5. Commute smarter

How do you get to work? To the places that you love?

Sometimes, driving a car is unavoidable. But when there are other options for getting around, we’re all for it! Whether that manifests in carpooling, public transport, walking, or riding your bike, trying alternative means of transportation not only reduces emissions, but can make you see the world in a new way. It’s also cheaper, which means your hard earned dollars can be spent elsewhere. 

Photo by Caesar Aldhela on Unsplash


6. Vote with your dollar

The companies and processes you support go a long way. Voting with your dollar can translate into supporting earth-friendly ventures, local companies, and lower impact efforts. All things that play a role in maintaining and potentially reducing climate change. 

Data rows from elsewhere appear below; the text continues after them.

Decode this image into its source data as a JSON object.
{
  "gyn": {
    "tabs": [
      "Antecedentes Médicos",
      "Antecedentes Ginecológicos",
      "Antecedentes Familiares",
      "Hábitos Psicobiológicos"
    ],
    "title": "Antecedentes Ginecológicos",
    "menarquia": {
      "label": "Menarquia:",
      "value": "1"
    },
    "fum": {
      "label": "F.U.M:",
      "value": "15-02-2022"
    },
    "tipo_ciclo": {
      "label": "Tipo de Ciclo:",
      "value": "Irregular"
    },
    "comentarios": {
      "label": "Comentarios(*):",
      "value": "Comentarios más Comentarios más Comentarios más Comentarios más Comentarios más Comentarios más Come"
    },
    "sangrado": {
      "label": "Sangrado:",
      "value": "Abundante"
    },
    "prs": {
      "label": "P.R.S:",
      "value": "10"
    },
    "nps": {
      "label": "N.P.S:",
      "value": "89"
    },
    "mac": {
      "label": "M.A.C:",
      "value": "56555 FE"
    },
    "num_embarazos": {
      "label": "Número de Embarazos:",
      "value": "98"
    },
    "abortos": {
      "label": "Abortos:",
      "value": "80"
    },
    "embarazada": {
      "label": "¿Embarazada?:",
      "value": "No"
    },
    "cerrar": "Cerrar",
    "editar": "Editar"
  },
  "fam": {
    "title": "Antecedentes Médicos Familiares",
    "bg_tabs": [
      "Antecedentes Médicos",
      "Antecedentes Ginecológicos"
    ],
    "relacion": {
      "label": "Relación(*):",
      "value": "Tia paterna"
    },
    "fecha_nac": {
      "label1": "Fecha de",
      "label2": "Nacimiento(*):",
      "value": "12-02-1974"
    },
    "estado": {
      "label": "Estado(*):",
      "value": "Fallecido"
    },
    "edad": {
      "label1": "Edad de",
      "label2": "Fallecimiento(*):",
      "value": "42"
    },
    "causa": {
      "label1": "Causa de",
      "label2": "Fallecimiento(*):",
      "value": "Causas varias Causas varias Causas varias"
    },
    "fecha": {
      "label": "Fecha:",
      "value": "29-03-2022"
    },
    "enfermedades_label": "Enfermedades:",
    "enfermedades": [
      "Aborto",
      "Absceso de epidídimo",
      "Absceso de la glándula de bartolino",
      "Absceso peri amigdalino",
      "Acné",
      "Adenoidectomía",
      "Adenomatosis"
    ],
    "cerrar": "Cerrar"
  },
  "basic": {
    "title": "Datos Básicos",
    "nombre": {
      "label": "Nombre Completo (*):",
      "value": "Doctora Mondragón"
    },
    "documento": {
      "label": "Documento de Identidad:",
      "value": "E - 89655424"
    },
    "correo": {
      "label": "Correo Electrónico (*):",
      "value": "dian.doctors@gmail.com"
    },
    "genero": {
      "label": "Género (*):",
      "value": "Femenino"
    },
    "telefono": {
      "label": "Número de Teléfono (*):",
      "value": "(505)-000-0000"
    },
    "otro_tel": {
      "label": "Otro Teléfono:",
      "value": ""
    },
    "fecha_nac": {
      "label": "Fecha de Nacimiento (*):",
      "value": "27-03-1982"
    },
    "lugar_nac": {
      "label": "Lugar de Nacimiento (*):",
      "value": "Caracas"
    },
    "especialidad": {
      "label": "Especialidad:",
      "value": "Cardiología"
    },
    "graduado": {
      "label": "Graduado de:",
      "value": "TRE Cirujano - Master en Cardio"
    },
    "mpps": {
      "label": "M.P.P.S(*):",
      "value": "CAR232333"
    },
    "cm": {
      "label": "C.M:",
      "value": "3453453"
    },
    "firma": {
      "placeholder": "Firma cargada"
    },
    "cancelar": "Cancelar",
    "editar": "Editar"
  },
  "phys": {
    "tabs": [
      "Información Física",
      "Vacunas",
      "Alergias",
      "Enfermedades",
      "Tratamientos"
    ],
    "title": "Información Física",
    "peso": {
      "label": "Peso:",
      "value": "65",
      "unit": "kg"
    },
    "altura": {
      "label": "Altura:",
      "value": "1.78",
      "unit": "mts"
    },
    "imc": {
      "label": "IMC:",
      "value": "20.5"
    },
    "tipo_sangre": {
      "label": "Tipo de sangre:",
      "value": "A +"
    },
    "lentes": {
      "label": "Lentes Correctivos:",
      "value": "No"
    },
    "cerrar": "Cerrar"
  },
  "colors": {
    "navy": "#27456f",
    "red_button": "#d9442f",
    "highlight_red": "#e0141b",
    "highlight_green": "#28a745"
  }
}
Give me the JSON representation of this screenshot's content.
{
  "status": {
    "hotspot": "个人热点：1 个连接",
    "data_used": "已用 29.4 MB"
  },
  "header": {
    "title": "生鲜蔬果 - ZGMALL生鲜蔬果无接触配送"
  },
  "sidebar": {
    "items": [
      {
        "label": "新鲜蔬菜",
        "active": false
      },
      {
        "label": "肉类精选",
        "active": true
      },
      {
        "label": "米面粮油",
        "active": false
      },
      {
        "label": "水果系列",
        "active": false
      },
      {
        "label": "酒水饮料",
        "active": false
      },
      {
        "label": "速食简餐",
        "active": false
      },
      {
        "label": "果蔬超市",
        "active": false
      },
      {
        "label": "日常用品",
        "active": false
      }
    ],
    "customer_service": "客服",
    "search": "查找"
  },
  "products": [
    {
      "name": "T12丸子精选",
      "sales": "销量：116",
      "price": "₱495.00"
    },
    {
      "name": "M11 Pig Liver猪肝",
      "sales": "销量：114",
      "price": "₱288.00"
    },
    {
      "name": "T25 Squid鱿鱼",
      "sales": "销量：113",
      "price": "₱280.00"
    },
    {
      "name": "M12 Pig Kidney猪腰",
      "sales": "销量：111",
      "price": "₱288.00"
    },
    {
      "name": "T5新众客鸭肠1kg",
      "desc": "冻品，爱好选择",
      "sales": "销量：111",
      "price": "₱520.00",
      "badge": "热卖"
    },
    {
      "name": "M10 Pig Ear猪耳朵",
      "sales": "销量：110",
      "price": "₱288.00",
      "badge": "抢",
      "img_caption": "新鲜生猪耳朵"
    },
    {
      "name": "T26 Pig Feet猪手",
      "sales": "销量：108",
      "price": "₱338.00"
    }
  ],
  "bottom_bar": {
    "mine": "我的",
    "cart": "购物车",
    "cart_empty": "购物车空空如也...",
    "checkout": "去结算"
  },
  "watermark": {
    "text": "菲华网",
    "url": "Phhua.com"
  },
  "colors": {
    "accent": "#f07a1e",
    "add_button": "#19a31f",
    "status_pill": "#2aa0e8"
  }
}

The idea of voting with your dollar goes well beyond physically purchasing a product. It’s a way to support alternative means of production, which when done in mass, sends a message to industries to change their operational standards to meet what consumers want.


7. Integrate Earth-friendly Tech Into Your Life

If you’re at a point where integrating and investing in earth-friendly tech is viable, you’re able to significantly reduce your impact with tools like:

  • Solar panels
  • Rain barrels
  • Geothermal heat pumps
  • Dual flush toilets
  • Solar water heaters

  • It may even be worth asking an expert for a home audit to learn what other ways you can reduce your home’s climate change emissions. 


    8. Take Collective Action

    True movements take people - and lots of them. At the heart of a climate change checklist is fostering an understanding for the issues in place and the solutions to remedy them. 

    Whether that’s supporting political parties that support the environment through their policies, or encouraging your community to take micro steps towards reducing their collective impact , this should be a time to let your voice be heard. 

    This list is just the start - what are some of the ways you consciously reduce your carbon footprint? We'd love to know in the comments below.

    Leave a comment

    Please note, comments must be approved before they are published

    This site is protected by reCAPTCHA and the Google Privacy Policy and Terms of Service apply.